“I think what happened was that we came out and tried to run the football early in that game, we didn’t have a lot of success,” Gannon said. “We fell behind in the game and at that point we started throwing the ball too much.”
Considering that the Raiders gained only 19 yards on their 11 runs, that theory seems more plausible than Brown’s bizarre belief that Callahan would put in all the work necessary to lead his team to the Super Bowl and then purposely sabotage his team by changing the game plan at the last minute.
“I don’t know that the game plan really changed,” Gannon said.
Where Gannon did acknowledge the Raiders’ coaches screwed up was in not changing up the terminology they used for calls at the line of scrimmage.
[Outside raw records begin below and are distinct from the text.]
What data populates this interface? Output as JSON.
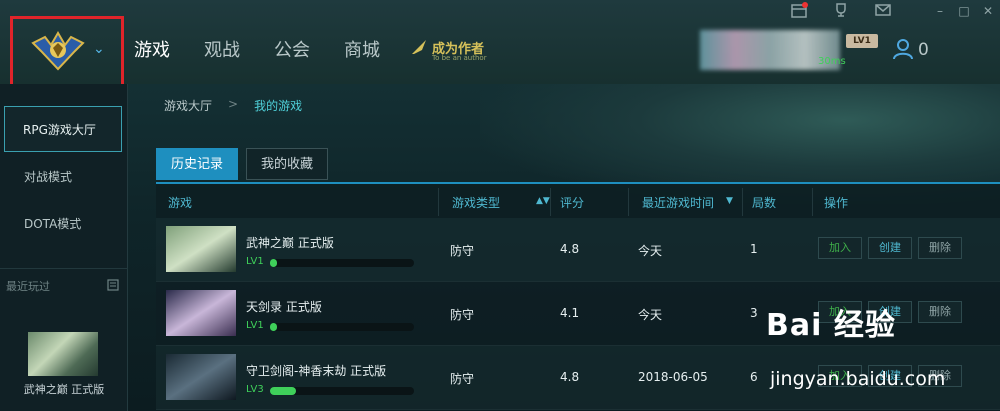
{
  "nav": {
    "items": [
      "游戏",
      "观战",
      "公会",
      "商城"
    ],
    "author_main": "成为作者",
    "author_sub": "To be an author"
  },
  "user": {
    "ping": "30ms",
    "level": "LV1",
    "count": "0"
  },
  "sidebar": {
    "items": [
      "RPG游戏大厅",
      "对战模式",
      "DOTA模式"
    ],
    "recent_label": "最近玩过",
    "recent_game": "武神之巅 正式版"
  },
  "breadcrumb": {
    "root": "游戏大厅",
    "sep": ">",
    "current": "我的游戏"
  },
  "tabs": [
    "历史记录",
    "我的收藏"
  ],
  "table": {
    "headers": {
      "game": "游戏",
      "type": "游戏类型",
      "rating": "评分",
      "last_played": "最近游戏时间",
      "rounds": "局数",
      "action": "操作"
    },
    "rows": [
      {
        "name": "武神之巅 正式版",
        "level": "LV1",
        "progress": 0.05,
        "type": "防守",
        "rating": "4.8",
        "last_played": "今天",
        "rounds": "1",
        "join": "加入",
        "create": "创建",
        "delete": "删除"
      },
      {
        "name": "天剑录 正式版",
        "level": "LV1",
        "progress": 0.05,
        "type": "防守",
        "rating": "4.1",
        "last_played": "今天",
        "rounds": "3",
        "join": "加入",
        "create": "创建",
        "delete": "删除"
      },
      {
        "name": "守卫剑阁-神香末劫 正式版",
        "level": "LV3",
        "progress": 0.18,
        "type": "防守",
        "rating": "4.8",
        "last_played": "2018-06-05",
        "rounds": "6",
        "join": "加入",
        "create": "创建",
        "delete": "删除"
      }
    ]
  },
  "watermark": {
    "logo": "Bai 经验",
    "url": "jingyan.baidu.com"
  },
  "colors": {
    "accent": "#1e8fbf",
    "highlight": "#4fd0d8",
    "progress": "#3fd05a",
    "logo_border": "#e0242a"
  }
}
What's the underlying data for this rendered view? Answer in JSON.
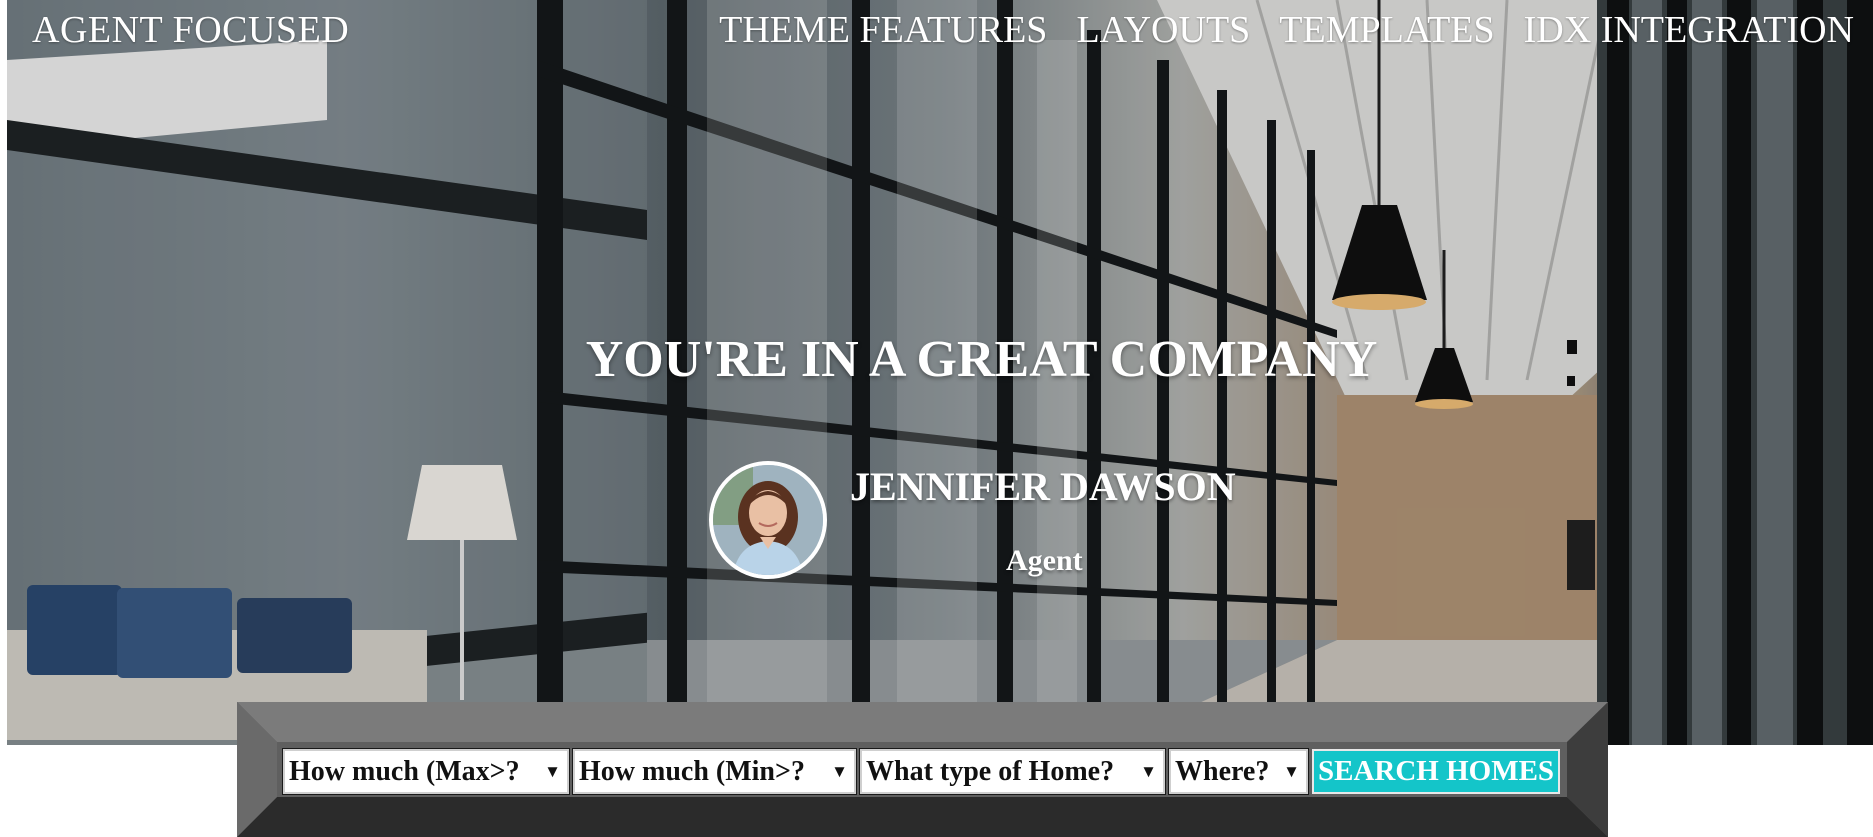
{
  "header": {
    "brand": "AGENT FOCUSED",
    "nav": [
      "THEME FEATURES",
      "LAYOUTS",
      "TEMPLATES",
      "IDX INTEGRATION"
    ]
  },
  "hero": {
    "headline": "YOU'RE IN A GREAT COMPANY",
    "agent_name": "JENNIFER DAWSON",
    "agent_role": "Agent"
  },
  "search": {
    "max_price": "How much (Max>?",
    "min_price": "How much (Min>?",
    "home_type": "What type of Home?",
    "location": "Where?",
    "submit_label": "SEARCH HOMES"
  },
  "colors": {
    "accent": "#14c5c9",
    "panel_light": "#7a7a7a",
    "panel_dark": "#2b2b2b"
  }
}
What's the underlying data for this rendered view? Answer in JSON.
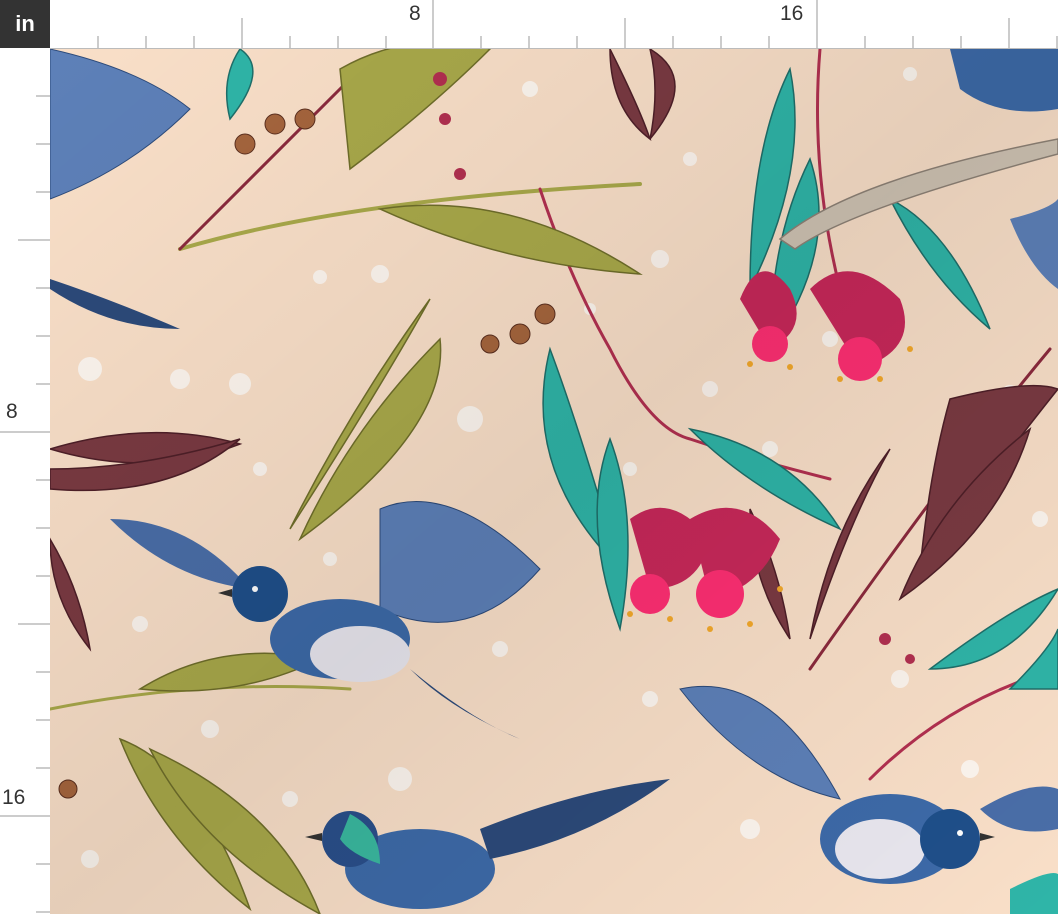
{
  "ruler": {
    "unit": "in",
    "top_labels": [
      "8",
      "16"
    ],
    "left_labels": [
      "8",
      "16"
    ]
  },
  "pattern": {
    "background_color": "#f9dfc8",
    "leaf_teal": "#2fb5a8",
    "leaf_olive": "#a9a94a",
    "leaf_maroon": "#7a3a42",
    "flower_pink": "#e8336a",
    "bird_blue": "#3d6aa8"
  }
}
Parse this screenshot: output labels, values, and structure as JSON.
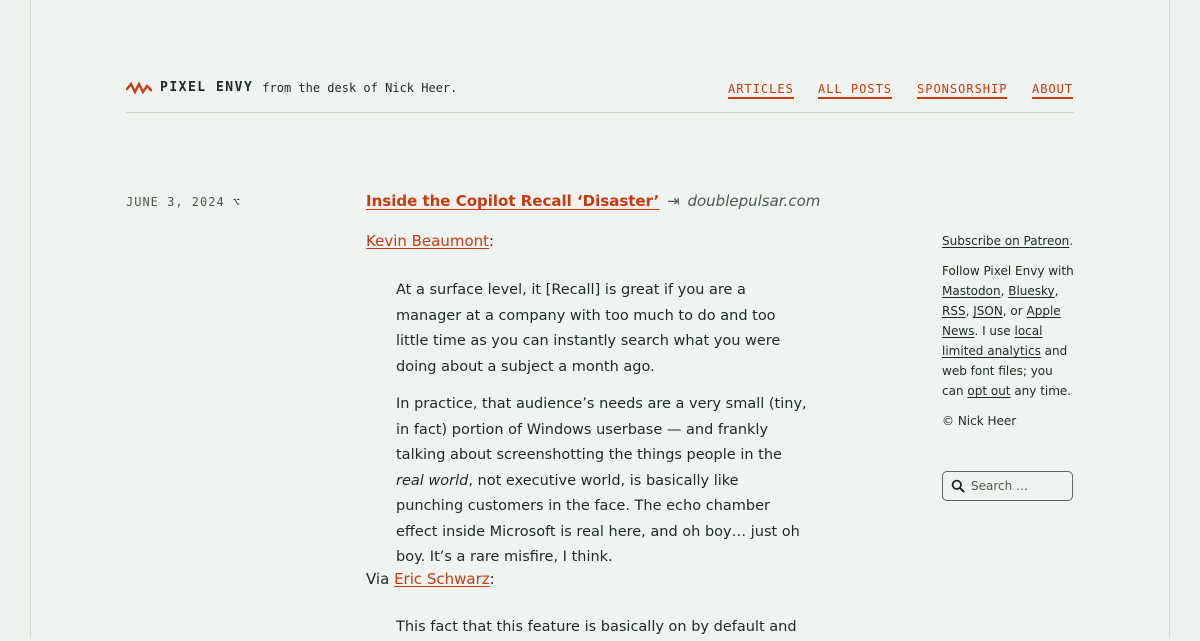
{
  "header": {
    "brand": "PIXEL ENVY",
    "tagline": "from the desk of Nick Heer.",
    "nav": [
      "ARTICLES",
      "ALL POSTS",
      "SPONSORSHIP",
      "ABOUT"
    ]
  },
  "post": {
    "date": "JUNE 3, 2024 ⌥",
    "title": "Inside the Copilot Recall ‘Disaster’",
    "arrow": "⇥",
    "domain": "doublepulsar.com",
    "author_link": "Kevin Beaumont",
    "quote_p1": "At a surface level, it [Recall] is great if you are a manager at a company with too much to do and too little time as you can instantly search what you were doing about a subject a month ago.",
    "quote_p2_a": "In practice, that audience’s needs are a very small (tiny, in fact) portion of Windows userbase — and frankly talking about screenshotting the things people in the ",
    "quote_p2_em": "real world",
    "quote_p2_b": ", not executive world, is basically like punching customers in the face. The echo chamber effect inside Microsoft is real here, and oh boy… just oh boy. It’s a rare misfire, I think.",
    "via_prefix": "Via ",
    "via_link": "Eric Schwarz",
    "next_quote": "This fact that this feature is basically on by default and"
  },
  "sidebar": {
    "subscribe": "Subscribe on Patreon",
    "follow_prefix": "Follow Pixel Envy with ",
    "mastodon": "Mastodon",
    "bluesky": "Bluesky",
    "rss": "RSS",
    "json": "JSON",
    "apple_news": "Apple News",
    "analytics_prefix": ". I use ",
    "analytics": "local limited analytics",
    "analytics_suffix": " and web font files; you can ",
    "opt_out": "opt out",
    "opt_suffix": " any time.",
    "copyright": "© Nick Heer"
  },
  "search": {
    "placeholder": "Search …"
  },
  "colors": {
    "accent": "#c83a12",
    "background": "#f0f4f0",
    "text": "#1c2a24"
  }
}
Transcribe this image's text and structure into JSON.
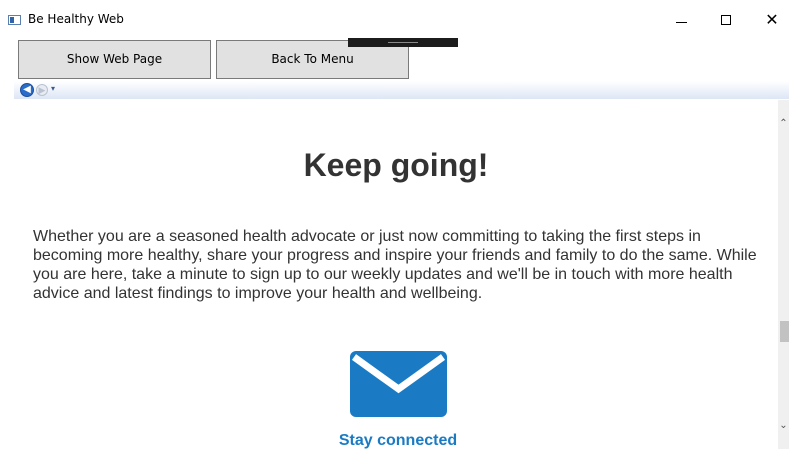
{
  "window": {
    "title": "Be Healthy Web",
    "icon": "app-window-icon",
    "minimize_icon": "minimize-icon",
    "maximize_icon": "maximize-icon",
    "close_glyph": "✕"
  },
  "toolbar": {
    "show_web_page_label": "Show Web Page",
    "back_to_menu_label": "Back To Menu"
  },
  "navbar": {
    "back_glyph": "◀",
    "forward_glyph": "▶",
    "dropdown_glyph": "▾"
  },
  "page": {
    "heading": "Keep going!",
    "paragraph": "Whether you are a seasoned health advocate or just now committing to taking the first steps in becoming more healthy, share your progress and inspire your friends and family to do the same. While you are here, take a minute to sign up to our weekly updates and we'll be in touch with more health advice and latest findings to improve your health and wellbeing.",
    "mail_icon": "envelope-icon",
    "stay_connected": "Stay connected"
  },
  "scrollbar": {
    "up_glyph": "⌃",
    "down_glyph": "⌄"
  },
  "colors": {
    "link_blue": "#1a7bc4",
    "envelope_blue": "#1a7bc4",
    "text_dark": "#333333"
  }
}
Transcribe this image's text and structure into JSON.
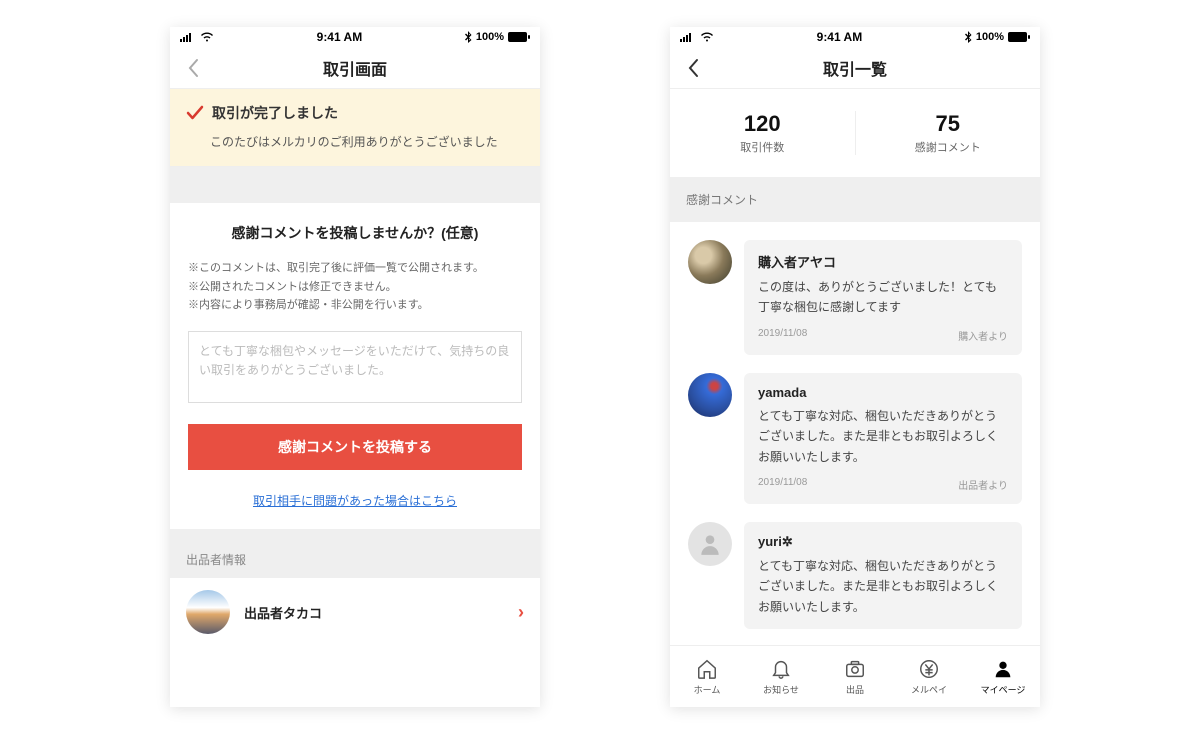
{
  "status_bar": {
    "time": "9:41 AM",
    "battery": "100%",
    "bluetooth_icon": "bluetooth-icon",
    "signal_icon": "signal-icon",
    "wifi_icon": "wifi-icon"
  },
  "left": {
    "header_title": "取引画面",
    "banner": {
      "title": "取引が完了しました",
      "subtitle": "このたびはメルカリのご利用ありがとうございました"
    },
    "section": {
      "title": "感謝コメントを投稿しませんか？(任意)",
      "note1": "※このコメントは、取引完了後に評価一覧で公開されます。",
      "note2": "※公開されたコメントは修正できません。",
      "note3": "※内容により事務局が確認・非公開を行います。",
      "placeholder": "とても丁寧な梱包やメッセージをいただけて、気持ちの良い取引をありがとうございました。",
      "submit_label": "感謝コメントを投稿する",
      "problem_link": "取引相手に問題があった場合はこちら"
    },
    "seller_section_label": "出品者情報",
    "seller_name": "出品者タカコ"
  },
  "right": {
    "header_title": "取引一覧",
    "stats": {
      "count_num": "120",
      "count_label": "取引件数",
      "thanks_num": "75",
      "thanks_label": "感謝コメント"
    },
    "list_header": "感謝コメント",
    "comments": [
      {
        "name": "購入者アヤコ",
        "text": "この度は、ありがとうございました！とても丁寧な梱包に感謝してます",
        "date": "2019/11/08",
        "role": "購入者より"
      },
      {
        "name": "yamada",
        "text": "とても丁寧な対応、梱包いただきありがとうございました。また是非ともお取引よろしくお願いいたします。",
        "date": "2019/11/08",
        "role": "出品者より"
      },
      {
        "name": "yuri✲",
        "text": "とても丁寧な対応、梱包いただきありがとうございました。また是非ともお取引よろしくお願いいたします。",
        "date": "",
        "role": ""
      }
    ],
    "tabs": {
      "home": "ホーム",
      "notify": "お知らせ",
      "post": "出品",
      "pay": "メルペイ",
      "mypage": "マイページ"
    }
  }
}
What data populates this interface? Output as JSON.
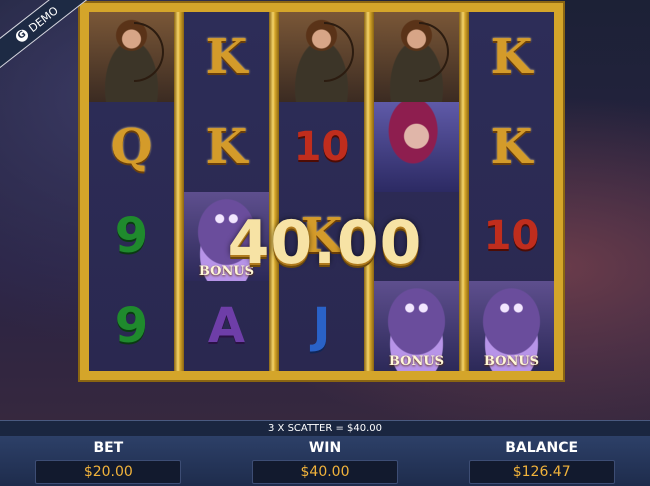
{
  "demo": {
    "label": "DEMO",
    "icon": "g-logo-icon",
    "icon_glyph": "G"
  },
  "reels": [
    [
      "archer",
      "Q",
      "9",
      "9"
    ],
    [
      "K",
      "K",
      "bonus",
      "A"
    ],
    [
      "archer",
      "10",
      "K",
      "J"
    ],
    [
      "archer",
      "witch",
      "",
      "bonus"
    ],
    [
      "K",
      "K",
      "10",
      "bonus"
    ]
  ],
  "bonus_label": "BONUS",
  "win_amount": "40.00",
  "scatter_message": "3 X SCATTER = $40.00",
  "footer": {
    "bet_label": "BET",
    "bet_value": "$20.00",
    "win_label": "WIN",
    "win_value": "$40.00",
    "balance_label": "BALANCE",
    "balance_value": "$126.47"
  },
  "colors": {
    "frame_gold": "#d4a52a",
    "value_orange": "#f1b33b",
    "footer_blue": "#2d4068"
  }
}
Jon Gruden had coached the Raiders for the four previous seasons before coaching against them in the Super Bowl, and Gannon says Callahan hadn’t changed any of the terminology the Raiders used on offense. As a result, Gruden had taught the Bucs the Raiders’ calls, and the Bucs knew what was coming when Gannon barked out his signals at the line of scrimmage.
“So much of our verbiage and terminology was a carryover from what Jon Gruden had installed in terms of our run checks, and so we were calling certain plays and guys like Warren Sapp and Derrick Brooks were calling out the runs,” Gannon said. “So it kind of took us out of our no-huddle plan at the line of scrimmage.”
Failing to change the terminology so that the opposing coach wouldn’t know it was a huge gaffe by Callahan, and it’s completely reasonable to criticize him for that. But saying he made a stupid mistake in his preparation for the Super Bowl is a long way from saying he actually wanted to lose the Super Bowl.